The Rabbit Catcher
It was a place of force—
The wind gagging my mouth with my own blown hair,
Tearing off my voice, and the sea
Blinding me with its lights, the lives of the dead
Unreeling in it, spreading like oil.
I tasted the malignity of the gorse,
Its black spikes,
The extreme unction of its yellow candle-flowers.
They had an efficiency, a great beauty,
And were extravagant, like torture.
There was only one place to get to.
The paths narrowed into the hollow.
And the snares almost effaced themselves—
Zeros, shutting on nothing,
Set close, like birth pangs.
The absence of shrieks
Made a hole in the hot day, a vacancy.
The glassy light was a clear wall,
The thickets quiet.
I felt a still busyness, an intent.
I felt hands round a tea mug, dull, blunt,
Ringing the white china.
How they awaited him, those little deaths!
They waited like sweethearts. They excited him.
And we, too, had a relationship—
Tight wires between us,
Pegs too deep to uproot, and a mind like a ring
Sliding shut on some quick thing,
The constriction killing me also.
“During the weeks following the Wevills’ visit, [Assia Wevill was an artist who would soon become Ted Hughe’s lover- he would leave Plath for her, and later she would commit suicide with their young daughter by gas oven fumes, as Plath had] Plath was writing poems that give off stark signals of distress: “The Rabbit Catcher,” “Event,” “Appreshensiors,” and “The Other.” These were not poems about Hughes’s infidelity; they were poems about feeling the tightly meshed gears of their relationship began to disengage. In retrospect, that deterioration appears subtle and psychologically comlex, and potentially terminal.
Plath’s poem is like a short story. A woman is walking on a hot day in the countryside when she spots a line of snares set by a rabbit catcher. She imagines the man who set them as waiting in his own kitchen in a state akin to sexual arousal, and envisions her husband as this man, herself as his prey.
“hands round a tea mug, blunt…
How they awaited him, those littel deaths!…
And we, too, had a relationship–”
Plath’s “The Rabbit Catcher” is unmistakably a response to “Rabbit Snared in the Night by D.H. Lawrence which Hughes put into her hands. (Her own gamekeeper. Had a relationship) Plath’s retort to the private message she found in Hughes’s work, the rabbit/hare has aquired exchange value: they were playing an obsessive game of tag with each other’s images.
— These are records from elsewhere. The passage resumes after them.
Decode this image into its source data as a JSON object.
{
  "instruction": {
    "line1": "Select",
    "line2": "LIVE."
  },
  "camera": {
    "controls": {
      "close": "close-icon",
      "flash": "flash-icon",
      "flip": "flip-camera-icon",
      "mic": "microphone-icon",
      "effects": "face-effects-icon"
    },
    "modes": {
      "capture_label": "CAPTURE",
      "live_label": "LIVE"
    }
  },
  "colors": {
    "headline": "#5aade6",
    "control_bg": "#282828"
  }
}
By May 1962, when Plath wrote this poem, her art had begun moving out from under Hughes’s influence, and out from under Lawrence’s influence too. April and May 1962 are the dates in Plath’s Complete Poems in which arises the sudden, unaccountable concision of her late style…what I think we can agree to call Plath’s genius: the extreme, clenched, assertion of metaphorical thought traveling in short stanza-bursts, each line a snare closing on emotional quarry. Had a relationship. The Rabbit Catcher is an elegy for everything that had to be outgrown in her femininity to aquire such clarity, such mastery within the medium of the distinctive poetic method and subject matter that would make her name.
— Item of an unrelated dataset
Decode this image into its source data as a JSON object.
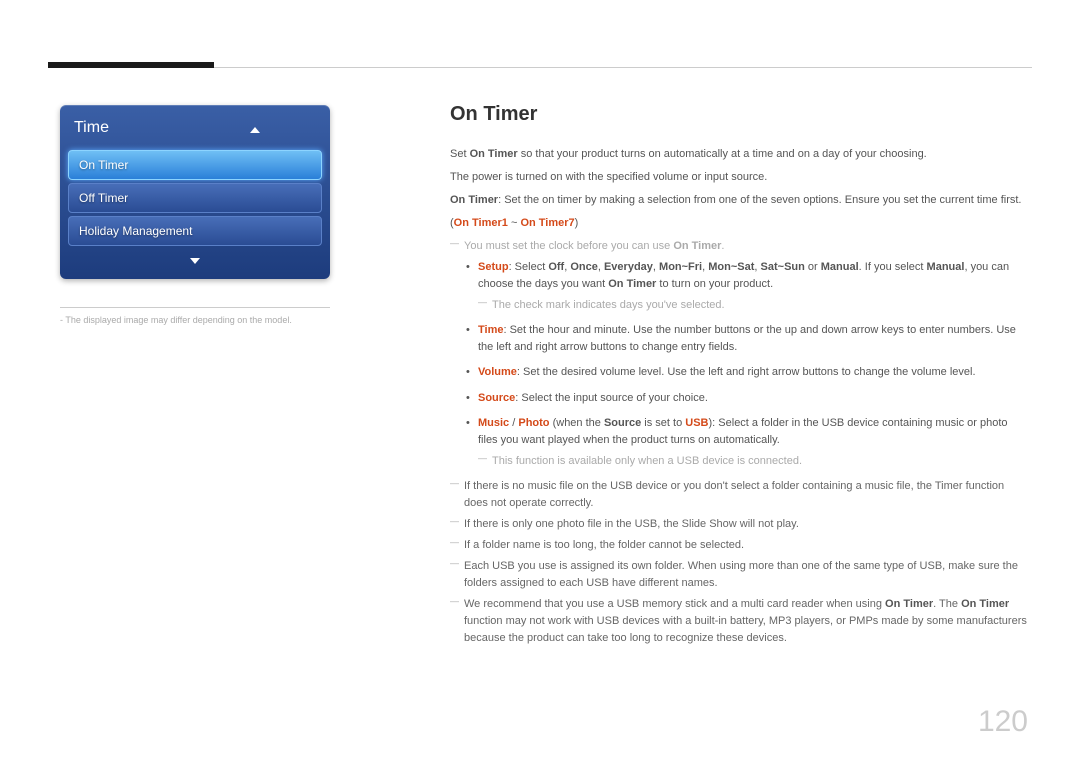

Hughes also writes a poem he titles “Rabbit Catcher”– written much later and published in Birthday Letter (1998)- is in dialogue with this very aspect of Plath’s poem: its resistence to him, and where it was coming from. It is not an acknowledgement of guilt or a plea to be forgiven. Instead it registers his retrospective recognition that he and Plath had reached, simultaneously, the end of their apprenticeships as poets. In actual life their romance had ended; the presence of two children had reorganized the emotional dynamics of their household. The consequence for each of them, as a married couple and as artists, would be a separation.
In “Rabbit Catcher,” he recalls watching Plath rip the snares from the ground.
“In those snares
…Had you caught something in me,
Nocturnal and unknown to me?”
In this poem, he has question; in this poem, he experiences his own strangeness, through empathy with her fear and despair… he knows he is being looked at.
What had she seen? There is no evidence that Hughes had been unfaithful to Plath before this time; but falling in love with Assia Wevill inagurated a practive that he pursued for the rest of his life: the creation alongside his marriage, a kind of inner game preserve. Hughe’s “Rabbit Catcher” suggests that he thought Plath had been clairvoyant about this turn his life was going to take. Not just that he would enter into an adulterous affair with Wevill, but that his life as an artist henceforth would require his wife’s acceptance of the sexual practices to which his deepest inspiration was attached.
About a month after Plath wrote “The Rabbit Catcher,” Hughes had his first assignation with Assia Wevill.” And, no less than a year later, Plath would be dead.
-Diane Middlebrook, Her Husband